In and Out of Grace
Losing Your Religion (and Looking for It Again) with the Mountain Goats and David Bazan
Last summer, a billboard appeared at the base of Capitol Hill imploring its readers, in Old English script, to "Imagine No Religion." Wince-inducing paraphrase of John Lennon aside, the sign was a welcome sight for at least this atheist—it's always nice to know you're not alone in the feeling that, fundamentally speaking, we are all alone. And while that sign might not have seemed too controversial in secularly tolerant Seattle, as part of a larger nationwide campaign, it was a reminder that the vast majority of America—some 78 percent according to recent polls—still believes in a Christian God.
Singer-songwriters John Darnielle of the Mountain Goats and local David Bazan of Pedro the Lion have both counted themselves among that 78 percent at times. They've both also dealt in their lives and in their songs with varying degrees of doubt and disillusionment, agnosticism and atheism. Recently, both artists released new albums, and while neither is exactly a billboard of apostasy, both offer a revealing look at complex, often rocky relationships with religion.
Bazan's Barsuk release Curse Your Branches is his first solo full-length since the dissolution of Pedro the Lion in 2005, and it's a first in other ways as well. Whereas Pedro the Lion frequently used fiction to explore the corners of faith and the human condition, Bazan has said that the new record is largely autobiographical. And it covers some pretty dark personal territory, exploring Bazan's falling out with his former evangelical Christianity and his subsequent attempts to drown out his newfound agnosticism with alcohol. The songs were reportedly well received at this year's Cornerstone Christian music festival (from which Bazan was cast out in 2005 for drunkenness).
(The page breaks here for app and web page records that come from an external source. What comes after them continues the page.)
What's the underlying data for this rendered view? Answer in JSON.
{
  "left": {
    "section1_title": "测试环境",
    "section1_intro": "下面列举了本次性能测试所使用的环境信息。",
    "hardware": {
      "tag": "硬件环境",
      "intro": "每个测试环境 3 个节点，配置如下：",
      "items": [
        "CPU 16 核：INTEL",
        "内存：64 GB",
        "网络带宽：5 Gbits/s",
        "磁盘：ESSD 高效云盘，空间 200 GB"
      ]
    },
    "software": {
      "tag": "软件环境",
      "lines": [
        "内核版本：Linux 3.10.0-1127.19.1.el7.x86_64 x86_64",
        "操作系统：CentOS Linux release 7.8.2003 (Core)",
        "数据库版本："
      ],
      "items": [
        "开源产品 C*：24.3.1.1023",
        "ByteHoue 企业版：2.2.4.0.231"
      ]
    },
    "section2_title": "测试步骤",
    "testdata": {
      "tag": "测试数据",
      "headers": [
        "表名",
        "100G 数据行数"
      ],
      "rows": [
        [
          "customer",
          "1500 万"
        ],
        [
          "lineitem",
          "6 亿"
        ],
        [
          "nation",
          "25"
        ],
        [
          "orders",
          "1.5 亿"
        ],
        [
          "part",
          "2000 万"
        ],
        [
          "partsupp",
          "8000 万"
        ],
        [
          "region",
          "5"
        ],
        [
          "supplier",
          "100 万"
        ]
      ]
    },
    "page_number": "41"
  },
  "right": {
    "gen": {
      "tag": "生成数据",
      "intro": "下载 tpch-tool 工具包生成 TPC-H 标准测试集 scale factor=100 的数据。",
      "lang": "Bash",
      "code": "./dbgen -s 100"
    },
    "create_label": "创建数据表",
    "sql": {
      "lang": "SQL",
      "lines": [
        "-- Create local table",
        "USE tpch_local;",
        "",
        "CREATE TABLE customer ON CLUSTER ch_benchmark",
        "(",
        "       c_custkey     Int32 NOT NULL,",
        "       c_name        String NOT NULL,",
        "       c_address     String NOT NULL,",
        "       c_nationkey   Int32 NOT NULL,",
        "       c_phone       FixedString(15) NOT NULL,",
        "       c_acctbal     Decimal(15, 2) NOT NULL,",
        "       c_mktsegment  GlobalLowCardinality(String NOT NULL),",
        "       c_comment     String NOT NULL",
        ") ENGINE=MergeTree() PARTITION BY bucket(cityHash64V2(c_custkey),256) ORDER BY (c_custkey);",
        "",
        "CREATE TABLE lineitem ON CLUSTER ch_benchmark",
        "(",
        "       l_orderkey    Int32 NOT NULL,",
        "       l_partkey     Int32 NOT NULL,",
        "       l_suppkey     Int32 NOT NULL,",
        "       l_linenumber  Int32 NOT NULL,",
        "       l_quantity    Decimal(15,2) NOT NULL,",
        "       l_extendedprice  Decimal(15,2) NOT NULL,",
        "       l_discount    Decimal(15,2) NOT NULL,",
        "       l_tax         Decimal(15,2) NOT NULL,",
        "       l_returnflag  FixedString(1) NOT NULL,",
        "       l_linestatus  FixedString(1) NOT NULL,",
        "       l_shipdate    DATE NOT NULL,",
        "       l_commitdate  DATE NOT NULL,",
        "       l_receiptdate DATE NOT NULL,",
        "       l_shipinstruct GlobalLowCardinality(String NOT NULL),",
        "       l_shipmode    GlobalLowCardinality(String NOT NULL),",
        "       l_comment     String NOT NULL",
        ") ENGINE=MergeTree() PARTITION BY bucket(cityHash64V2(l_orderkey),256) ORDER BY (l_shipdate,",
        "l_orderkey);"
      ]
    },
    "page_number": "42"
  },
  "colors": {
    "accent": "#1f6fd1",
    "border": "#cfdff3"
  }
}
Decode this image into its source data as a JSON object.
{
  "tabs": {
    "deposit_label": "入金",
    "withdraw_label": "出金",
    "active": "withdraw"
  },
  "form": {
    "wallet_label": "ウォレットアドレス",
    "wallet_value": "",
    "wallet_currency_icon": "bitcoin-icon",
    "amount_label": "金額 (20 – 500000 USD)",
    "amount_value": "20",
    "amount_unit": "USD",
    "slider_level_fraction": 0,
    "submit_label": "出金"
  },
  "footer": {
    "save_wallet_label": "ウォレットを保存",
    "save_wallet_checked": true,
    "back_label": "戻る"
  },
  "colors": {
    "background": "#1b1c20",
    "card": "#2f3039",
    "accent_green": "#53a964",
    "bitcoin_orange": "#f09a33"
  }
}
The Mountain Goats' latest, The Life of the World to Come, appears at first to be more pious. Each of its 12 tracks is named after a Bible verse, and Darnielle has framed it as "12 hard lessons the Bible taught me"—for instance, "Genesis 3:23" ("So the Lord God banished him from the Garden of Eden...") is a song about him visiting his old place in Portland and about how you can't go home again. But Darnielle's spiritual path has been convoluted—he was raised Catholic (and remembers it fondly), became a strident atheist in high school, then returned to the church, and now attends Hare Krishna services as enthusiastically as he does Mass—and his current stance is ambiguous. In a recent Pitchfork interview, he said, "The story of my religiousness is a long thing... I mean, I go to church, but I don't have the faith of the people there." His previous album was called Heretic Pride; one of his early breakthrough songs, "The Best Ever Death Metal Band in Denton" ends with a rousing refrain of "hail Satan!" On the new record, his interest in the Bible comes across as more literary and theological than devotional. He recasts its archetypal narratives to modern troubles and even incorporates more poetic bits of scripture directly into his own lyrics.
Both songwriters detail messy, wayward lives, but they do so for distinctly cross-purposes. Bazan seems largely concerned with ethics, with the struggle to be good, moral, and righteous, and his songs palpably sag with the guilt of inevitably falling short of such high, holy standards. His songs are alternately repentant and flagellant, acknowledging his own shortcomings (the line on "Bless This Mess" about kissing his baby's forehead with booze on his breath is especially brutal) as much as he lashes out at the hypocrisy and wickedness of politicians or (ahem) the nastiness of critics.
Darnielle seems more occupied with the loftier existential questions religion tries to understand: Why must we suffer in life? What becomes of us when we die? (Several songs on The Life of the World to Come— "Philippians 3:20–21," "Hebrews 11:40," "Matthew 25:21"—deal pretty directly with the fear and uncertainty of dying.) Even when he zooms in on some small-scale scene of earthly misery or squalor (as on outstanding older songs "Palmcorder Yajna," "Dance Music," or "This Year"), he exposes the way hope and despair play tug-of-war with the human heart—with more eloquence and empathy than comes across in Bazan's bitter scolding and self-recrimination.
Both albums are artful reminders that there's more to America's soul than the cold certainty of either hardcore Christians or the "new atheists," that there is in fact a vast, fascinating gray area out there between absolute faith and absolute doubt—imagine that.